Top of DATA PROVIDED

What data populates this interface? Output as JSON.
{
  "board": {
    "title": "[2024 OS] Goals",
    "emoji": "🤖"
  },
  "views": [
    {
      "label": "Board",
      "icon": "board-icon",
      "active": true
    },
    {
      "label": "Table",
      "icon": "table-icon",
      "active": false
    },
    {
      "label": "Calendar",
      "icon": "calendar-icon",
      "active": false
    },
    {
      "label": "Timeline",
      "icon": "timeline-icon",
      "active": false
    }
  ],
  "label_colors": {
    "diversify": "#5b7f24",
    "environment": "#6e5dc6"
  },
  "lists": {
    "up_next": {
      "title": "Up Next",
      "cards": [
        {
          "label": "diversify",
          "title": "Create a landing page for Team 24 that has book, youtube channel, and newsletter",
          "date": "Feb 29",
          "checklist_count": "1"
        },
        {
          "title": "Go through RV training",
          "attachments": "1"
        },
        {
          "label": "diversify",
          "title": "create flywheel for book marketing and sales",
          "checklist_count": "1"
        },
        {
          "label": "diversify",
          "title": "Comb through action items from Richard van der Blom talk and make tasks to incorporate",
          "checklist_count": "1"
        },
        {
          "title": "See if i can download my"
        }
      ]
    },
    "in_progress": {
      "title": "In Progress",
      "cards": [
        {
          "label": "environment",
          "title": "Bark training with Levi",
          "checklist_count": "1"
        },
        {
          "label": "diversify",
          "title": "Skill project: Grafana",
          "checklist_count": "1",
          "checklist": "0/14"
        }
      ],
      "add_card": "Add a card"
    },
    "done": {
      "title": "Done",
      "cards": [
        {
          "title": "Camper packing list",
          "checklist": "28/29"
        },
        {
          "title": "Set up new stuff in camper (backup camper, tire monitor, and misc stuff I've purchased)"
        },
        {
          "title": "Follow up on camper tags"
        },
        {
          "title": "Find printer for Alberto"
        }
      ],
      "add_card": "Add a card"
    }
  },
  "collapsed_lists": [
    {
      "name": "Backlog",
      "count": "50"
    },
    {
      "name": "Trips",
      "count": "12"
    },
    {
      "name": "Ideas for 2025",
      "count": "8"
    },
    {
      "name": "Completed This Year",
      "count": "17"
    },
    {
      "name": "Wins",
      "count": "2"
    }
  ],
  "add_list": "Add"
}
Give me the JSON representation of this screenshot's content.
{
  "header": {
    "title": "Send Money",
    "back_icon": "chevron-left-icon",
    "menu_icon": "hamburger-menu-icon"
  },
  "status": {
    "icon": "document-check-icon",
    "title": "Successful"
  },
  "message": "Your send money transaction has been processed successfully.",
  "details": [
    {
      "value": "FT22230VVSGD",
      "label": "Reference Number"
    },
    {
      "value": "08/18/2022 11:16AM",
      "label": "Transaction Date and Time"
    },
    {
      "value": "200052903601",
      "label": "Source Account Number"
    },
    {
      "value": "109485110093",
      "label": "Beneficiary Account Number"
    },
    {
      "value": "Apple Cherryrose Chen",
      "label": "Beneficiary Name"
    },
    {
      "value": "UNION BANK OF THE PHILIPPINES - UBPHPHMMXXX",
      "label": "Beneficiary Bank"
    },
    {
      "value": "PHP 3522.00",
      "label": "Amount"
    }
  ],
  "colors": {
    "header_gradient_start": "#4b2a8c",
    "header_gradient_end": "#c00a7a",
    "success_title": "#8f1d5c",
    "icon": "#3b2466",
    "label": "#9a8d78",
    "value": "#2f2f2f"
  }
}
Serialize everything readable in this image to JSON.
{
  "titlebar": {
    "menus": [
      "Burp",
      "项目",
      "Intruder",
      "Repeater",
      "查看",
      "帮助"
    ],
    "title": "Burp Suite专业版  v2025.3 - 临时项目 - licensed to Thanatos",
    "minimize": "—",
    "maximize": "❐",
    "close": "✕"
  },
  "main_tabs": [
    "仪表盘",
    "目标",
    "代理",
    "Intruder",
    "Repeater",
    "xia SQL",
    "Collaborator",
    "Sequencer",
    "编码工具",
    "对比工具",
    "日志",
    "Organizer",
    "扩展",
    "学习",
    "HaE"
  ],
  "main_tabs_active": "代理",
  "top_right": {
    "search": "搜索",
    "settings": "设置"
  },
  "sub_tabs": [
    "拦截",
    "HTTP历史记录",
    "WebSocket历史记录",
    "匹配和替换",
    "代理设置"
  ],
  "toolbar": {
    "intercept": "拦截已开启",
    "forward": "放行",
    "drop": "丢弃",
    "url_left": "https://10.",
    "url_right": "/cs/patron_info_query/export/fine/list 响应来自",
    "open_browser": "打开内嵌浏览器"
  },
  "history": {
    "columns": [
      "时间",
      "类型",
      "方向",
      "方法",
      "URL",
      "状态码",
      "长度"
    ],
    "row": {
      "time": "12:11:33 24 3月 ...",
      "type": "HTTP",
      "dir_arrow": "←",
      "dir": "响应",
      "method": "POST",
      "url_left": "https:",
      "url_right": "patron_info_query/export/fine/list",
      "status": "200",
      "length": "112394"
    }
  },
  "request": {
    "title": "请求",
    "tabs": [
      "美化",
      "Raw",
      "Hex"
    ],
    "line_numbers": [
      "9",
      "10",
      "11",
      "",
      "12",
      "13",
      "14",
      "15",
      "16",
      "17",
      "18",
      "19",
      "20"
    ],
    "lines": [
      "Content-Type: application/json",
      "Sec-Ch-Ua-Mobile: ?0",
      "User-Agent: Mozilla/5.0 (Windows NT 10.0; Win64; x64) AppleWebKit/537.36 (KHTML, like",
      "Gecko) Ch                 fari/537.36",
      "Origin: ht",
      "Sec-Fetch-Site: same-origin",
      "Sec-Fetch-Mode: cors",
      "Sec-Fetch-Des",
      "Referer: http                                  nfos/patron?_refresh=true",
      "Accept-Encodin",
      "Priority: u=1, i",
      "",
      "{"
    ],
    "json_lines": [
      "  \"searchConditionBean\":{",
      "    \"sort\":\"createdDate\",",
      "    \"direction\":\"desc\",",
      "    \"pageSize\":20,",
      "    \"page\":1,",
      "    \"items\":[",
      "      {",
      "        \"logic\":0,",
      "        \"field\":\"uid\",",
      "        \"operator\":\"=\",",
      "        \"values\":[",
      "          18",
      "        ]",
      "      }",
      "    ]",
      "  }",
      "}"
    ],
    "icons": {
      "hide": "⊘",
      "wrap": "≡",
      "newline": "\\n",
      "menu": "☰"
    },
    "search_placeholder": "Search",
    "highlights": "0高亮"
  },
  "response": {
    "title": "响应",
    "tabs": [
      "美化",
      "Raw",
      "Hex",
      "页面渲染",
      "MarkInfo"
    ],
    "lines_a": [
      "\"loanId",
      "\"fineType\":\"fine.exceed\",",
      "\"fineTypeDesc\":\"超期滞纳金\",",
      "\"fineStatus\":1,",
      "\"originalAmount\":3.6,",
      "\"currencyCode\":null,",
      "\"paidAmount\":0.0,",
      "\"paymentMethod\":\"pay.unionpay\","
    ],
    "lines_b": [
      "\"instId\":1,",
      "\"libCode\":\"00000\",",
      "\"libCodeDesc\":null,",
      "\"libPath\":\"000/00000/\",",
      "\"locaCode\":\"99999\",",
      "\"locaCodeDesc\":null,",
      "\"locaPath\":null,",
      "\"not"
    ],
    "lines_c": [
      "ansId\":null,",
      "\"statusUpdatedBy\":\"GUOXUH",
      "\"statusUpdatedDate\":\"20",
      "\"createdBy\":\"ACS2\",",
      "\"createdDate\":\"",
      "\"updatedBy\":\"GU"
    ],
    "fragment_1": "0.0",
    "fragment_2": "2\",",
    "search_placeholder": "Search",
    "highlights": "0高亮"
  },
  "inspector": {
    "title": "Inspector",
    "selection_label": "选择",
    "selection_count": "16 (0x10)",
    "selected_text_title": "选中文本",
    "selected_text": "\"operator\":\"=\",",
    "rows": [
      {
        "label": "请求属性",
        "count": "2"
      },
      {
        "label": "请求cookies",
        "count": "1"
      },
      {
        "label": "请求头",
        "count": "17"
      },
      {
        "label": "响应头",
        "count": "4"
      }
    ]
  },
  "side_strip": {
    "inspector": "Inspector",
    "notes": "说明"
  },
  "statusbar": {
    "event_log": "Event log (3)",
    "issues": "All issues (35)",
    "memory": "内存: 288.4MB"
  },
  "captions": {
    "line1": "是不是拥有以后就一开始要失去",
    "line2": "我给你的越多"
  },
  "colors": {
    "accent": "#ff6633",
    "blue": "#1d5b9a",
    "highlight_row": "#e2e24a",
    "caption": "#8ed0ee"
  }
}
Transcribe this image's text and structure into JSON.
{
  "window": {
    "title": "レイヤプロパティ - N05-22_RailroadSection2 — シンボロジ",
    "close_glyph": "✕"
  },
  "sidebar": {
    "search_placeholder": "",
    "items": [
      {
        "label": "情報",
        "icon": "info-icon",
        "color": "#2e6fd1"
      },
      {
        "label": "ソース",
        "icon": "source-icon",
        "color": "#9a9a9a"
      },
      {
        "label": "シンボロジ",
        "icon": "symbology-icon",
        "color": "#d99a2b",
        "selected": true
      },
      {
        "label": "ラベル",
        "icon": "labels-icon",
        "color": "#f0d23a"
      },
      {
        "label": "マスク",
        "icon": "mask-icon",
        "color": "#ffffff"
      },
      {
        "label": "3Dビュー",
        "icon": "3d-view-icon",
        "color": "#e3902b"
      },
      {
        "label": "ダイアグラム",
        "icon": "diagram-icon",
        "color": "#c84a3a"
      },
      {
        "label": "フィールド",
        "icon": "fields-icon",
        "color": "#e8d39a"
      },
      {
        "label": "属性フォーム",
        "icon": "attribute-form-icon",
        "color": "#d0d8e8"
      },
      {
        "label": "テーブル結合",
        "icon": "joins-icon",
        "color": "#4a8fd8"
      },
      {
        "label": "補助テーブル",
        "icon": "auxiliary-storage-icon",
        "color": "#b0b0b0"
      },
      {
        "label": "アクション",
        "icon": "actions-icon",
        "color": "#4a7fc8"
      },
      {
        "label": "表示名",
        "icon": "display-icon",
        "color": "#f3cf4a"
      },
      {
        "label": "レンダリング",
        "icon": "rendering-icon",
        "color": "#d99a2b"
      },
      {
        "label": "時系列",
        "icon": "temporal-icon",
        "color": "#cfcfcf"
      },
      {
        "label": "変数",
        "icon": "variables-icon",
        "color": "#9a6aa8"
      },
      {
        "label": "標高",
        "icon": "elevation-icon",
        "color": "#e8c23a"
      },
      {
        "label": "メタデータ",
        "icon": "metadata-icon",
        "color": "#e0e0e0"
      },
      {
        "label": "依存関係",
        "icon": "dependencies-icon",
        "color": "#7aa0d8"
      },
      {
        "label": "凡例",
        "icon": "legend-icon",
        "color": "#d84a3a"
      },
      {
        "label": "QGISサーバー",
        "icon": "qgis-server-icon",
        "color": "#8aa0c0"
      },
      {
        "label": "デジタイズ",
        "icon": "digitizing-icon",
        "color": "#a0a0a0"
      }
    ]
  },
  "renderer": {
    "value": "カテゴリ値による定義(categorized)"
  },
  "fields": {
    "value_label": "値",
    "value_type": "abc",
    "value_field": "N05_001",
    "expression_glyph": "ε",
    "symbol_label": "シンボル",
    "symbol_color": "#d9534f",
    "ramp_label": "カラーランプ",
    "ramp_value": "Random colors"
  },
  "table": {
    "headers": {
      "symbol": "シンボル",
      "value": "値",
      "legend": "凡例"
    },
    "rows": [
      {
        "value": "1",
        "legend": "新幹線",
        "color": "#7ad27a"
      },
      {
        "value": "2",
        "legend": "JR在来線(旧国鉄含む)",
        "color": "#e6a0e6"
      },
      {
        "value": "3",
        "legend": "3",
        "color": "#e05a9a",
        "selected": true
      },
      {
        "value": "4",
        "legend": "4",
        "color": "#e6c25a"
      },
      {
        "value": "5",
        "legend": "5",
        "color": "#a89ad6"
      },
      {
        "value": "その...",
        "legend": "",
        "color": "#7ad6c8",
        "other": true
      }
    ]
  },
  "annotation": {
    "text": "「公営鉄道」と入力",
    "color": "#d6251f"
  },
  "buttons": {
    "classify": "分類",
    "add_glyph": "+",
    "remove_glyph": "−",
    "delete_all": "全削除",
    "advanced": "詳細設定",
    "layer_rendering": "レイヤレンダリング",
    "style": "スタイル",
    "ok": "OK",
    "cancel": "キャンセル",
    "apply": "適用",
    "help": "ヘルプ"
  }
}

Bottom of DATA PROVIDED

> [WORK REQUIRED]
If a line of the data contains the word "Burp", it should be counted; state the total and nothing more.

> [RESULT FOR THIS TASK]
2